(This article originally appeared in the Omaha Jewish Press.)

Miriam Brooks, daughter of former Temple Israel Rabbi Sidney Brooks, moved away from Omaha more than 30 years ago, but to this day, when she thinks of home, she still thinks of Omaha. And now, as Temple Israel prepares to move to a new building, Miriam is returning to Omaha to share her thoughts with the congregation of the building she grew up in, the Temple Israel her father shaped.

“He created what we have today,” Miriam said, referring to her father’s push toward a liberal, progressive community.

Rabbi Brooks moved with his family to Omaha in 1952 to take over as Temple Israel’s Senior Rabbi, a position he held for 33 years, until his retirement in 1985. Miriam doesn’t remember those very early days, obviously; she was only a year old when the family moved to town. But as she grew, so did the congregation. Under Rabbi Brooks’ leadership, Temple Israel membership swelled to 600 families.

“You build a building, you’re also building a community,” Miriam said, recalling her father’s words. “You plan for what you want it to be in the future.”

Miriam remembers when she was a little girl, riding with her mother to pick up her father for lunch. If he wasn’t quite ready yet, Miriam would wait in the outer office, where the secretary would let her type out a letter to her father on the typewriter.

“It was my incubator,” Miriam said. “Everything I knew as a little kid, everything I grew up with, all intersected [at Temple Israel].”

Even after she was all grown up and off to college at the University of Iowa, and then to Boston in 1977, Miriam never lost touch with her Omaha roots.

“In my heart I really consider Omaha my home,” she said. “I consider [the congregation] my extended family.”

Miriam has many friends still in Omaha, including her best friend when she was four years old. She stays in touch and visits once or twice a year.
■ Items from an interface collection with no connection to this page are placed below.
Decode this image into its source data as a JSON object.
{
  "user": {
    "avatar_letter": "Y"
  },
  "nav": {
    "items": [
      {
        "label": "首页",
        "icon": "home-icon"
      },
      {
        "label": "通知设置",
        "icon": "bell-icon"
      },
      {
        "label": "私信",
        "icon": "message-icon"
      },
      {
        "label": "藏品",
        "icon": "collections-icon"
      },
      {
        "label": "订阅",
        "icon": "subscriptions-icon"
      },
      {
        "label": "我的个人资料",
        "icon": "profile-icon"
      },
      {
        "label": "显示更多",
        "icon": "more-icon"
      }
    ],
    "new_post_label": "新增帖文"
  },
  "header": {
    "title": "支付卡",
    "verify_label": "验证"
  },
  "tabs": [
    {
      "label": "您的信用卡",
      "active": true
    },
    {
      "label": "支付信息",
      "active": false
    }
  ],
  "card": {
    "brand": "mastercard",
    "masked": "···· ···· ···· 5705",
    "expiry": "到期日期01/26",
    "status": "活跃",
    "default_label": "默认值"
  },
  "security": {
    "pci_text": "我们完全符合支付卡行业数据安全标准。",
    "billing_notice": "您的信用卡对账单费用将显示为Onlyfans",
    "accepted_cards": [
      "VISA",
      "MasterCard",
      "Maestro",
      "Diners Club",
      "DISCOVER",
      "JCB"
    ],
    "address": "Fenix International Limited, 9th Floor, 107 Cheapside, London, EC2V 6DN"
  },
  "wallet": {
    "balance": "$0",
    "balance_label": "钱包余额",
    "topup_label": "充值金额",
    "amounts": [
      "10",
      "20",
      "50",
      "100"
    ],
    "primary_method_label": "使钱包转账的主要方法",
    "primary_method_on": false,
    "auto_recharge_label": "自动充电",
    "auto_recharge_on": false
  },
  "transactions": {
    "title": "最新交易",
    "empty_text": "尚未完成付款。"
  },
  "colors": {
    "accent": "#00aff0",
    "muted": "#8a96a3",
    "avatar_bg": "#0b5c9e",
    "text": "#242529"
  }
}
When she first heard about the plans for a new building, she was happy to hear about it. And she knew her father would have been, too.

“If my father was here today, he would be thrilled,” Miriam said. “He wasn’t afraid of change. He was a forward-thinking person. He would certainly miss everything … but this is nothing but good.”

Miriam added that she is, however, “gonna miss the old phone number” that she’s had memorized for her entire life.

Miriam is looking forward to returning to Omaha, and to Temple Israel, both of which to this day remain a big part of her life.

“I lucked out, growing up in Omaha, and growing up in that particular community,” she said.

Miriam Brooks will be speaking about her father and her memories of Temple Israel on Friday, August 24, during the Shabbat service, which begins at 6 p.m. Miriam also filmed a short interview between herself and her mother, Jane, who has lived in Boston since 2005, which will also be shown that evening.